* [WHAT IS BEING ASKED]: Among the entries, how many lines carry the string "recents"? Give the number and nothing else.

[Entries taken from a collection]
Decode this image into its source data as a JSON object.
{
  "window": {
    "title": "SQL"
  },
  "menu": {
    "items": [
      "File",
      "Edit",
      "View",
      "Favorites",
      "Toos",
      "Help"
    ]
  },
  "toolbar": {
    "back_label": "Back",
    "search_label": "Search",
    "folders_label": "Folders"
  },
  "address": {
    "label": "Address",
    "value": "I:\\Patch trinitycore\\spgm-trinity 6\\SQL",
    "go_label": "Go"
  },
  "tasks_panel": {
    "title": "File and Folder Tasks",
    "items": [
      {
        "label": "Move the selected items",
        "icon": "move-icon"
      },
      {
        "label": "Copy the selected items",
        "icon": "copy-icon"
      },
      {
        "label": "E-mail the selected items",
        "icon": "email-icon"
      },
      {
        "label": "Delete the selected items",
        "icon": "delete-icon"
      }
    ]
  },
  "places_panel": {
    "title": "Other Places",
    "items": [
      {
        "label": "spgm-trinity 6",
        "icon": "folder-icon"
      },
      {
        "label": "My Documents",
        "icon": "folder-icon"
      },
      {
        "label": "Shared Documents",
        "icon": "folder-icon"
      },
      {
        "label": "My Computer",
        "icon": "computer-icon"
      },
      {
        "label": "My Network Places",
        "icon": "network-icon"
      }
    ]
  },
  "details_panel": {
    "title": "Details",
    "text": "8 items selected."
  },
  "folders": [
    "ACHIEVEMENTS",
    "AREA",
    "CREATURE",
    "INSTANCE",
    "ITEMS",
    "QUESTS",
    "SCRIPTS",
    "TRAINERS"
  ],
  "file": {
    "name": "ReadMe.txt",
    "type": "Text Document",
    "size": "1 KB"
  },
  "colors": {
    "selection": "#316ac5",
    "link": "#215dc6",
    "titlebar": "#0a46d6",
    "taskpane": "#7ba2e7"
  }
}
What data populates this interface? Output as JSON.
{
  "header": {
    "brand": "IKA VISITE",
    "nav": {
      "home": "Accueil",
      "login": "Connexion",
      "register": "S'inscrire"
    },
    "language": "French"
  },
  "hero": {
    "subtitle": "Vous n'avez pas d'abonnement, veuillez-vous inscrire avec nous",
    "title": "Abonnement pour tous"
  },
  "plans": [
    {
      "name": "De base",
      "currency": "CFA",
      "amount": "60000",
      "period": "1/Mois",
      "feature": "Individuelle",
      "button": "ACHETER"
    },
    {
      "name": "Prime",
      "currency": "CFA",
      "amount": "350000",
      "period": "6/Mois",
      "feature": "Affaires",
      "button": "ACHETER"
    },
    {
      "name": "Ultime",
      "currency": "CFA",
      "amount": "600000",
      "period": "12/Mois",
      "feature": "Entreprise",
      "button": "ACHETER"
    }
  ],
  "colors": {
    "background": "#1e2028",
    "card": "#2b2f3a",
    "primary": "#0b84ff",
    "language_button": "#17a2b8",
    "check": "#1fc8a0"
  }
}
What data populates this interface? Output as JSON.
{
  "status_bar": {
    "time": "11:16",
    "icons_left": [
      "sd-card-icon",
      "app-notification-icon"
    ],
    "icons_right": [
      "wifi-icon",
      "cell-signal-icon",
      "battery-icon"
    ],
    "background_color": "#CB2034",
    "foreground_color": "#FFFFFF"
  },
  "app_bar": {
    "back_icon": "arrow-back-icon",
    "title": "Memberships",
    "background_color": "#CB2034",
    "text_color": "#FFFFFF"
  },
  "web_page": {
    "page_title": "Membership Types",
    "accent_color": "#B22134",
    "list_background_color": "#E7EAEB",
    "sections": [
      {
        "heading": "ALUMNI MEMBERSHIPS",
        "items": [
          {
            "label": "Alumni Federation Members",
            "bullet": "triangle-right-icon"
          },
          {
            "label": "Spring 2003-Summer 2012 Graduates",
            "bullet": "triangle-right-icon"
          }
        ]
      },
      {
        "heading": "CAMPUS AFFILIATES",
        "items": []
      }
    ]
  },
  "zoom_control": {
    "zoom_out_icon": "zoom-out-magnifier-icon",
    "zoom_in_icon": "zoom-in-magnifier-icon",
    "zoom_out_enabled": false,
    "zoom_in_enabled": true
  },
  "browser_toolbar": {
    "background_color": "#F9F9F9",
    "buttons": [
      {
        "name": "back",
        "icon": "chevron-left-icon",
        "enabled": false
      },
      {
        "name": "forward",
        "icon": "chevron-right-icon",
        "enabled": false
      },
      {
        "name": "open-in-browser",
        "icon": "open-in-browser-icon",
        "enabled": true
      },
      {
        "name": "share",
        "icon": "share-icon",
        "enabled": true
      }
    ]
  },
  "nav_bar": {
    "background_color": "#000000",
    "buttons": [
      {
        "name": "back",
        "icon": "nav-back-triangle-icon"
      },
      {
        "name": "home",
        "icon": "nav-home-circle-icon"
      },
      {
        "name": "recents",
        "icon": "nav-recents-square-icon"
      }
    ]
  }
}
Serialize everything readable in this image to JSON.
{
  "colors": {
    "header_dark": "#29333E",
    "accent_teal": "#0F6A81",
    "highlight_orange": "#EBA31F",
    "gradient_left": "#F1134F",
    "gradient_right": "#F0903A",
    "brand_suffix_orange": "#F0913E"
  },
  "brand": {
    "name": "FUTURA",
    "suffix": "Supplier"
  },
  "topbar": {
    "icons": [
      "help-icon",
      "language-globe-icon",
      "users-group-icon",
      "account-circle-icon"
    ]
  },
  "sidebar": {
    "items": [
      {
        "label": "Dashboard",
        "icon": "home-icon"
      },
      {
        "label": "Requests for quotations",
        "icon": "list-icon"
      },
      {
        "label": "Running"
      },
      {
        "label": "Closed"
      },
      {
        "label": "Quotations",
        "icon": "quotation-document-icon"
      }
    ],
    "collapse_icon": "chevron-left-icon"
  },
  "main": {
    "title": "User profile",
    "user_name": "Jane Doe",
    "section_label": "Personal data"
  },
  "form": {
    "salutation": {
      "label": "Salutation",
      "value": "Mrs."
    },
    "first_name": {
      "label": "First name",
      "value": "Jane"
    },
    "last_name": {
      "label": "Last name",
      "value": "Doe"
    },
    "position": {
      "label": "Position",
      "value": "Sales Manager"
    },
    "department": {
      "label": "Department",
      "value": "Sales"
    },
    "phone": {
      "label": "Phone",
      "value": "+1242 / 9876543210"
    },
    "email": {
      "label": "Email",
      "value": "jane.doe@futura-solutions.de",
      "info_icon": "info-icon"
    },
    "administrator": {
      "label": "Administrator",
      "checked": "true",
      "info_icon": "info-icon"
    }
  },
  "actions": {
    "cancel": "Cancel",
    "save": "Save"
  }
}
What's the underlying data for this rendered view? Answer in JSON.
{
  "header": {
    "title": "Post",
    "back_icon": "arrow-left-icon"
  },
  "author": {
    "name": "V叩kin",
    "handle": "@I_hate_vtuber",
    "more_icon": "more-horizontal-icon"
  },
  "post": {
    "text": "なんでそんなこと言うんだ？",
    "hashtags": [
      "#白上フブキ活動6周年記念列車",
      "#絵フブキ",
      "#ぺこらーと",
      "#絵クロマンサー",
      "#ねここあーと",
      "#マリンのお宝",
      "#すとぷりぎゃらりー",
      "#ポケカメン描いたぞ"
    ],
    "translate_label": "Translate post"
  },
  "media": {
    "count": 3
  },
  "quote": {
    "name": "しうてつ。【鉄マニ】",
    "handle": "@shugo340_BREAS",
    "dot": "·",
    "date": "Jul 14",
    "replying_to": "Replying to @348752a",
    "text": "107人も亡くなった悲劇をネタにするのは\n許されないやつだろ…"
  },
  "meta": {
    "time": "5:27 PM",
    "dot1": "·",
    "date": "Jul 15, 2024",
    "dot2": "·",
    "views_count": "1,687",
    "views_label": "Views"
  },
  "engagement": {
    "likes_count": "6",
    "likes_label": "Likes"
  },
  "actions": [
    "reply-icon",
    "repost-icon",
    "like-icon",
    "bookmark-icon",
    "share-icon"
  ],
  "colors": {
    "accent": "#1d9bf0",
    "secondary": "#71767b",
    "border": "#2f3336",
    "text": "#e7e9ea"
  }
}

* [SOLUTION TO THIS EXERCISE]: 2